There is power in preparing.

Hundreds of years before Socrates and Aristotle and a thousand before Cicero and Quintillian, another sage wrote, “There is more hope for a fool, than for someone who is hasty in their words.”*

Three millennia later, we still do not perform at our best without contextual preparation.

Today, news travels so fast, preparation can be urgent and important. Most people seem to understand this, but it’s easy to under- and over-estimate the needed effort.

At a minimum, preparation is thinking first. About audience, occasion and aim.

The next level puts it in writing. For brief engagements, a few jotted points, in your own shorthand. Not a script. Structured for memorability and clarity.

After drafting comes compressing and self-editing to clarify and confirm claims, facts, sources. And what about predicting predictable questions, with appropriate responses?

Many still use the Five Canons of Rhetoric – invention, arrangement, style, memory and delivery – as a preparation template. There are also others.

And we haven’t even touched room management, visuals or event management.

Many people would like to perform well, but only some put in the necessary preparation. Preparing well is akin to being ready.

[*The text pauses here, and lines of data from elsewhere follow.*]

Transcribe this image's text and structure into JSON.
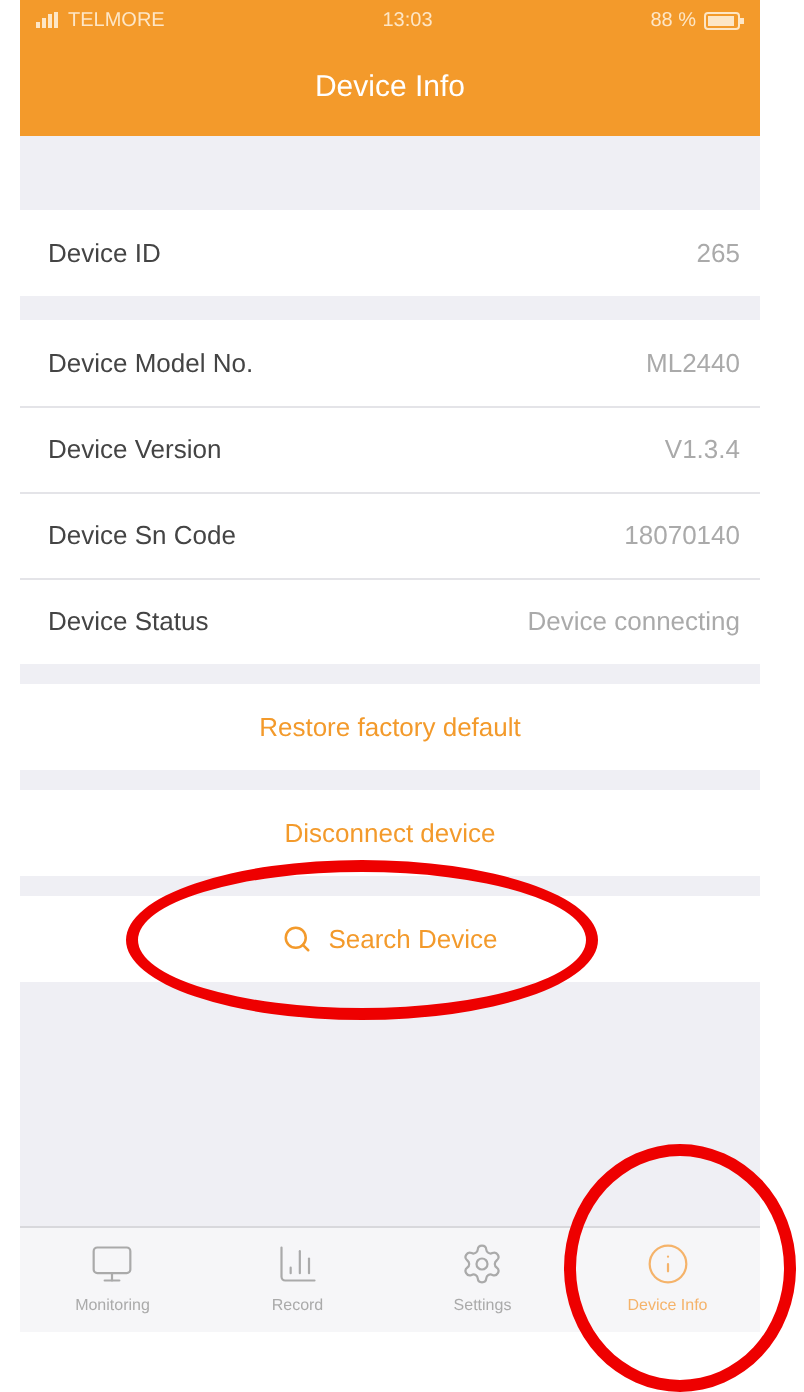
{
  "status_bar": {
    "carrier": "TELMORE",
    "time": "13:03",
    "battery": "88 %"
  },
  "nav": {
    "title": "Device Info"
  },
  "info_groups": [
    [
      {
        "label": "Device ID",
        "value": "265"
      }
    ],
    [
      {
        "label": "Device Model No.",
        "value": "ML2440"
      },
      {
        "label": "Device Version",
        "value": "V1.3.4"
      },
      {
        "label": "Device Sn Code",
        "value": "18070140"
      },
      {
        "label": "Device Status",
        "value": "Device connecting"
      }
    ]
  ],
  "actions": [
    {
      "label": "Restore factory default",
      "kind": "text",
      "highlighted": false
    },
    {
      "label": "Disconnect device",
      "kind": "text",
      "highlighted": false
    },
    {
      "label": "Search Device",
      "kind": "search",
      "highlighted": true
    }
  ],
  "tabs": [
    {
      "label": "Monitoring",
      "kind": "monitor",
      "selected": false,
      "highlighted": false
    },
    {
      "label": "Record",
      "kind": "chart",
      "selected": false,
      "highlighted": false
    },
    {
      "label": "Settings",
      "kind": "gear",
      "selected": false,
      "highlighted": false
    },
    {
      "label": "Device Info",
      "kind": "info",
      "selected": true,
      "highlighted": true
    }
  ]
}
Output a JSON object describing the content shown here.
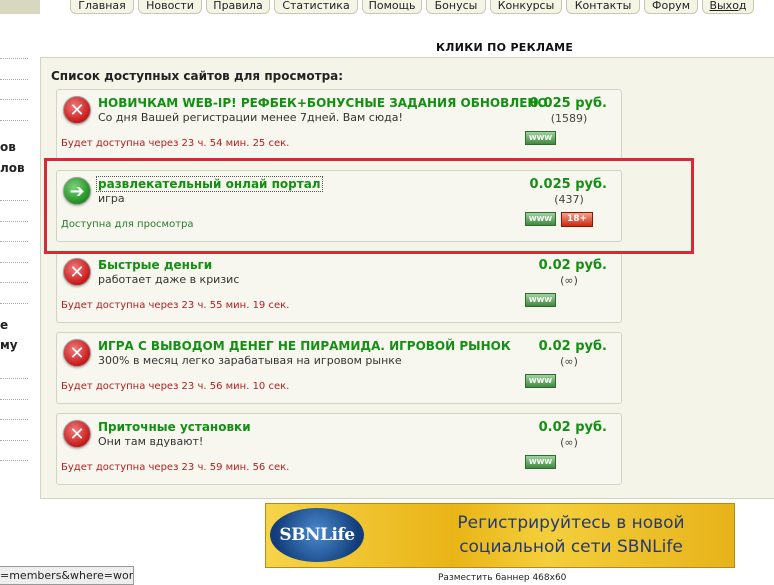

Effective preparation and practice are useful, learned, contextual skills. Practice improves practice. Experience can lessen its demands, but not its value.